Cookies on the DFA website

We use cookies to give the best experience on our site while also complying with Data Protection requirements. Continue without changing your settings, and you'll receive cookies, or change your cookie settings at any time.

Minister Coveney responds to the speech made by Prime Minister May in Florence

Brexit, Diplomatic Relations, European Union, International relations, Ireland, Tánaiste Simon Coveney, Press Releases, Great Britain, Europe, Ireland, 2017

 

Minister Coveney Responds to the Speech Made by Prime Minister May in Florence

 

Speaking from New York, the Minister for Foreign Affairs and Trade reacted today to the speech made by UK Prime Minister Theresa May in Florence.

“I welcome the additional clarity provided by Theresa May in her speech in Florence this afternoon. 

The speech is a positive contribution towards making progress on phase one issues – citizens’ rights, the financial settlement and Irish issues. This is needed to enable the UK and the EU to move forward to the important next phase, but it is clear that there are still many outstanding issues and a lot of work is still required before European leaders can make a decision that parallel discussions on the EU’s future relationship with the UK can begin. The key thing now is that today’s comments by Prime Minister May are translated into deliverables across the negotiating table in Brussels.”

Minister Coveney continued:

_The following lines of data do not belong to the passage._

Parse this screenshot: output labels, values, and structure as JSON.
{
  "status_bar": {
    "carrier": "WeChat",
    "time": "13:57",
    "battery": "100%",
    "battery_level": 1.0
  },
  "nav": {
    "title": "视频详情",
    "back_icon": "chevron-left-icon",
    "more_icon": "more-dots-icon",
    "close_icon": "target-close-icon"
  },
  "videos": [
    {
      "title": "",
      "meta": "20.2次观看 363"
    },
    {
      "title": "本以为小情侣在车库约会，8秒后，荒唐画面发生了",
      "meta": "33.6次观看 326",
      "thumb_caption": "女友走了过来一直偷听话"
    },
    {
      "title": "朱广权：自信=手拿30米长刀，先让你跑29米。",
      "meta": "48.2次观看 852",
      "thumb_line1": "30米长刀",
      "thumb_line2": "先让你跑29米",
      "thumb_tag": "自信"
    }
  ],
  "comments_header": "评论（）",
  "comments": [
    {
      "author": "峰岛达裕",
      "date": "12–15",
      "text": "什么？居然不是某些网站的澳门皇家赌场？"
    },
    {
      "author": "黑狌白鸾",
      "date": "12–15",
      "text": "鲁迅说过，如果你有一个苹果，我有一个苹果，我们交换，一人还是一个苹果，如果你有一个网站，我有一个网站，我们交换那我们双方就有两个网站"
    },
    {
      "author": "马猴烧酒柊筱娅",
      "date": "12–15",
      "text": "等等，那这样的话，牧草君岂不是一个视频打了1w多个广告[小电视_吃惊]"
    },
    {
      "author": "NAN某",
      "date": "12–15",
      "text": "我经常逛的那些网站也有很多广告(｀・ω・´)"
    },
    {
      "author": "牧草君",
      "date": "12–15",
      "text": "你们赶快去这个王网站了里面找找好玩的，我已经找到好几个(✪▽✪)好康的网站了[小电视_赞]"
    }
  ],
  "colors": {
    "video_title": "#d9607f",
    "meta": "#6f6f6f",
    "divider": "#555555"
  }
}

“Ireland is fully behind the EU’s Chief Negotiator Michel Barnier and the common mandate that he has from the 27 EU Member States. Together with our EU 27 partners and the Commission Task Force, we will now assess the detail provided in the Prime Minister’s speech.

 

Ultimately Ireland wants: the gains of the peace process protected, including avoiding a hard border; an orderly UK withdrawal; a sufficiently long and non-disruptive transition arrangement; and the closest possible EU-UK future relationship, including in trade, which minimises to the greatest extent possible the impact on the Irish economy.”  

ENDS